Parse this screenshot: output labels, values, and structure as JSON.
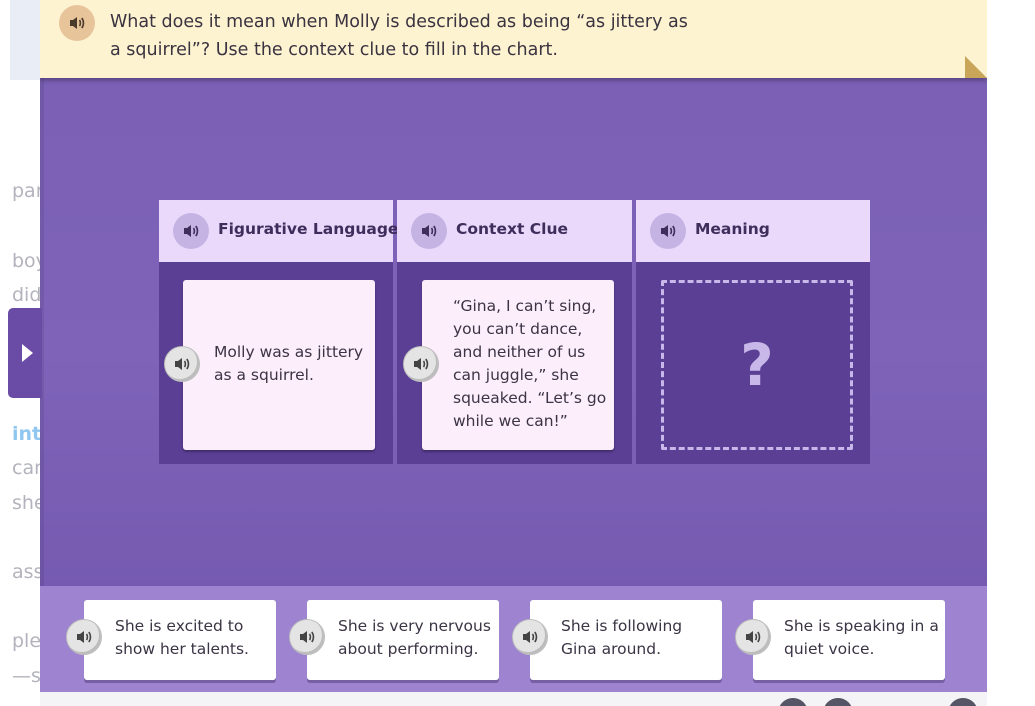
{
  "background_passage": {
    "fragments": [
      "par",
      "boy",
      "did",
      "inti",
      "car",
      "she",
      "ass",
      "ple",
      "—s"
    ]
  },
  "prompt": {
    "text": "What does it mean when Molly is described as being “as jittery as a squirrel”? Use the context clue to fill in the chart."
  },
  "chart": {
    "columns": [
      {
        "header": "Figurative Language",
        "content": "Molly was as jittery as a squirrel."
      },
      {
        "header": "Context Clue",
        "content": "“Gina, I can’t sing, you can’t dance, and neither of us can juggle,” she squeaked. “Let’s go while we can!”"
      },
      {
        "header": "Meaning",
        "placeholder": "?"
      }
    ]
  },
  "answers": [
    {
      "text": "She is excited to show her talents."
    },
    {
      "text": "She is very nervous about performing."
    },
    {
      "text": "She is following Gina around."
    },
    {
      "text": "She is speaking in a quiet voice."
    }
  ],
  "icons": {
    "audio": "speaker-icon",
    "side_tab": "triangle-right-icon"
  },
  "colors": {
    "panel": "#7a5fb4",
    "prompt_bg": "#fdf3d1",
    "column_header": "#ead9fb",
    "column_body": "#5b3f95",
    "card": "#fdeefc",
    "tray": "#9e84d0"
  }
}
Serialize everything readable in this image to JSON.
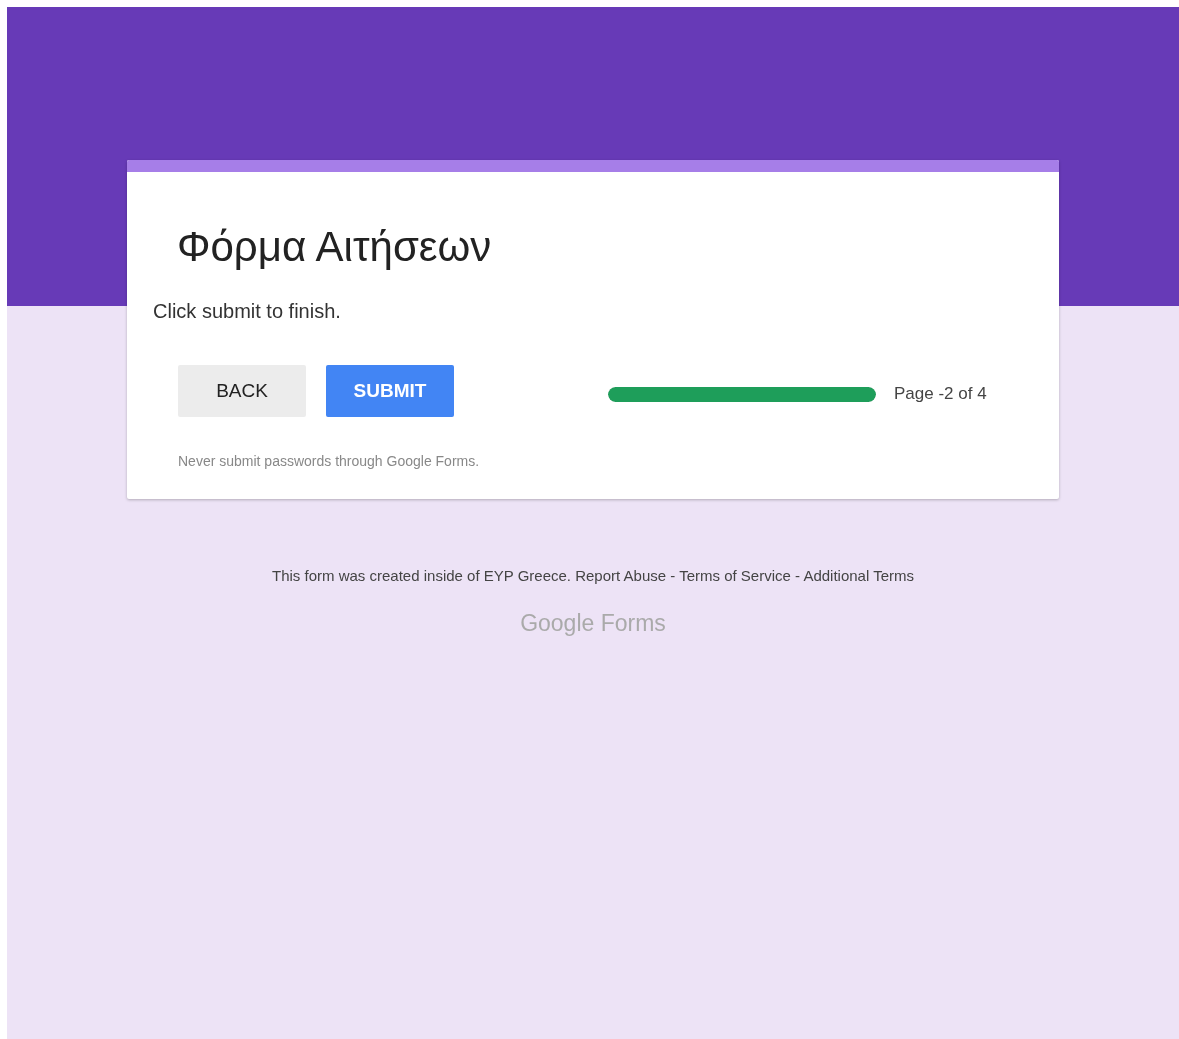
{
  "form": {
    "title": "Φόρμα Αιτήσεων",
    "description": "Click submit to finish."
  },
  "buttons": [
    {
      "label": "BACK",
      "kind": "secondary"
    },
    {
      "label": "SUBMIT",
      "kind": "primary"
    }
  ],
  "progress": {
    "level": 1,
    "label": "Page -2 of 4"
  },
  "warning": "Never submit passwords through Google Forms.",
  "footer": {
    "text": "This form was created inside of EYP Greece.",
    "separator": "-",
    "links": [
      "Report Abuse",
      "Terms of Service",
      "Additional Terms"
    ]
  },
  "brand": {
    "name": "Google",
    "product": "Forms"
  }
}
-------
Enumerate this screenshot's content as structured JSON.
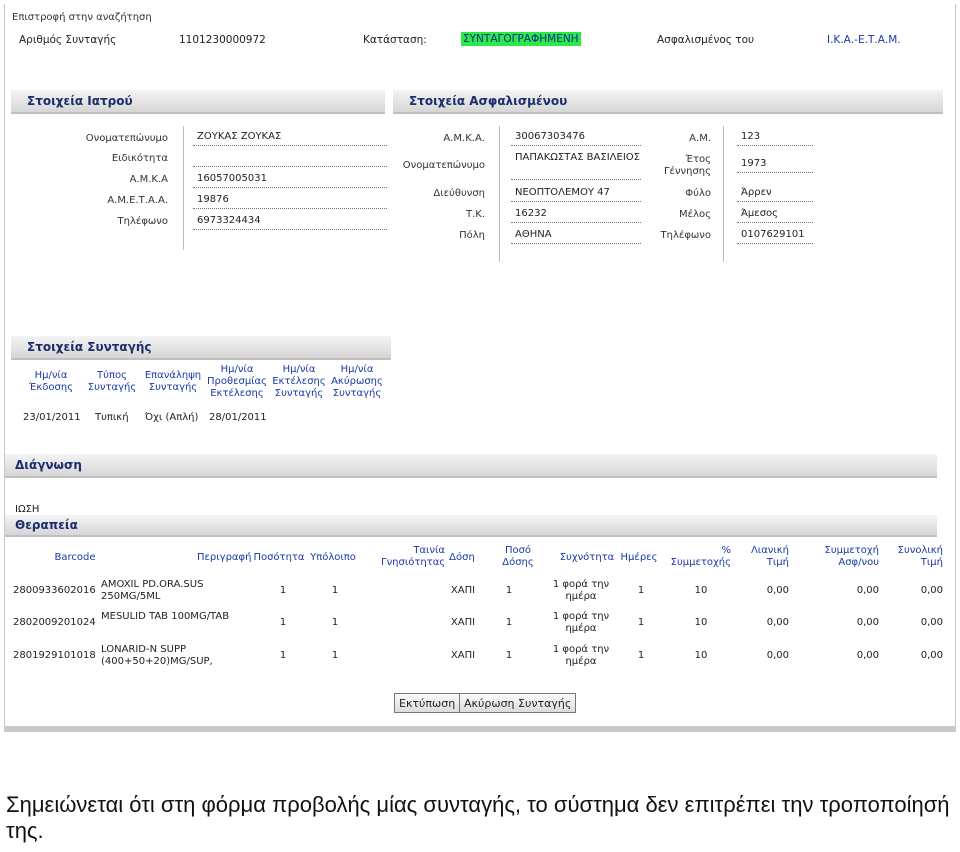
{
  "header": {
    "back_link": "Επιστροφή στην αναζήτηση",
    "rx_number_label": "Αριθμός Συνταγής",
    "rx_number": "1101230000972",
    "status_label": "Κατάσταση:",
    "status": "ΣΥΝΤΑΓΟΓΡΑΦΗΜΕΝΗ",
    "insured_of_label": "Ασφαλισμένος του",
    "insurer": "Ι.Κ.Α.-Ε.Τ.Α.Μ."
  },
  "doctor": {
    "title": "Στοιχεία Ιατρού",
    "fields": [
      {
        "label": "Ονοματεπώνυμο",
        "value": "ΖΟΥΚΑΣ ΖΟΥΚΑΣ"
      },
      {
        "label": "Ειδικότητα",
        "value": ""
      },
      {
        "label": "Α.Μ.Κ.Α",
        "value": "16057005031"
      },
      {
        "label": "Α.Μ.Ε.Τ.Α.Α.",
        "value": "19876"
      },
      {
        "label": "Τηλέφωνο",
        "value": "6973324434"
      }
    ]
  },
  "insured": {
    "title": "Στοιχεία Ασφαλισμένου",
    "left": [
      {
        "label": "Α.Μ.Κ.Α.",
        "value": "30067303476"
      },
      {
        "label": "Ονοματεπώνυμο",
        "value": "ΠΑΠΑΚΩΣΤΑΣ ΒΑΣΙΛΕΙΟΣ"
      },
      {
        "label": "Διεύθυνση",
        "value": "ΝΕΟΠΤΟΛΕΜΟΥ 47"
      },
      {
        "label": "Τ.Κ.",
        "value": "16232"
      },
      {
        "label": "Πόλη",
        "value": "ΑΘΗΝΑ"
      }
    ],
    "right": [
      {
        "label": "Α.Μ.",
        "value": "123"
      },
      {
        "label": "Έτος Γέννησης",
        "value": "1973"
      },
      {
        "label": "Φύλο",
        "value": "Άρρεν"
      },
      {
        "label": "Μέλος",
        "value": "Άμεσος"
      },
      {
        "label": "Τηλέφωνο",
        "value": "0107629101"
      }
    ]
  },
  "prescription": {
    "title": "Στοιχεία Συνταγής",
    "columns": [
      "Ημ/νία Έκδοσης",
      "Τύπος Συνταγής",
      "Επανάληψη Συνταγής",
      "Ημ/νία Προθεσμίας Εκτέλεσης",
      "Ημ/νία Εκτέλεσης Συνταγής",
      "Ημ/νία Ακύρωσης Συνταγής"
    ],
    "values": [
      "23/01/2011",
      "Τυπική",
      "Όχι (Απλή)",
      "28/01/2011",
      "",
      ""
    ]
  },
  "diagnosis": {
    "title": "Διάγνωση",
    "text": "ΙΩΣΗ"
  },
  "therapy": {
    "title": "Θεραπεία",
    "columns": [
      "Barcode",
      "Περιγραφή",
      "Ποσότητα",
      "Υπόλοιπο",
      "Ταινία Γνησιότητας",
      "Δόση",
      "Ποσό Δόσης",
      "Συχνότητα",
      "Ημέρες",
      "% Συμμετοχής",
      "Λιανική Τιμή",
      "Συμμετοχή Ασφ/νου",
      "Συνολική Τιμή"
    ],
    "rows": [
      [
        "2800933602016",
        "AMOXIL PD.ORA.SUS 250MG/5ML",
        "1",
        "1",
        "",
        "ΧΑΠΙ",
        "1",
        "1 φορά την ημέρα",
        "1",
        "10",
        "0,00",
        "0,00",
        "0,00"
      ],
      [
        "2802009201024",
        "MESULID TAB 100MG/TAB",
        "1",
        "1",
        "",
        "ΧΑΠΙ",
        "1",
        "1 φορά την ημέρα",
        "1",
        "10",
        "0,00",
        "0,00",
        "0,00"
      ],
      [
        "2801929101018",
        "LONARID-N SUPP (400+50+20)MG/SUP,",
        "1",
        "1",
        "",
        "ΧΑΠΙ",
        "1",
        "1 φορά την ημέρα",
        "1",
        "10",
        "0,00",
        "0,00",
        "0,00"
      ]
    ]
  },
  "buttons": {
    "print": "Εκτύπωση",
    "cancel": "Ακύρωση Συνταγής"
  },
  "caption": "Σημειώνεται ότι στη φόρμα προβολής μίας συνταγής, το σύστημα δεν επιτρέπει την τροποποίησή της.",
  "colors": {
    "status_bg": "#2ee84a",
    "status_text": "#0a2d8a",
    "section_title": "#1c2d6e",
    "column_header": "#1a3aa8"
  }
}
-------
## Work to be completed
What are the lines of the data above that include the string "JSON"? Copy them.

## Response to the task
Parse this screenshot: output labels, values, and structure as JSON.
Serialize everything readable in this image to JSON.
Enumerate this screenshot's content as structured JSON.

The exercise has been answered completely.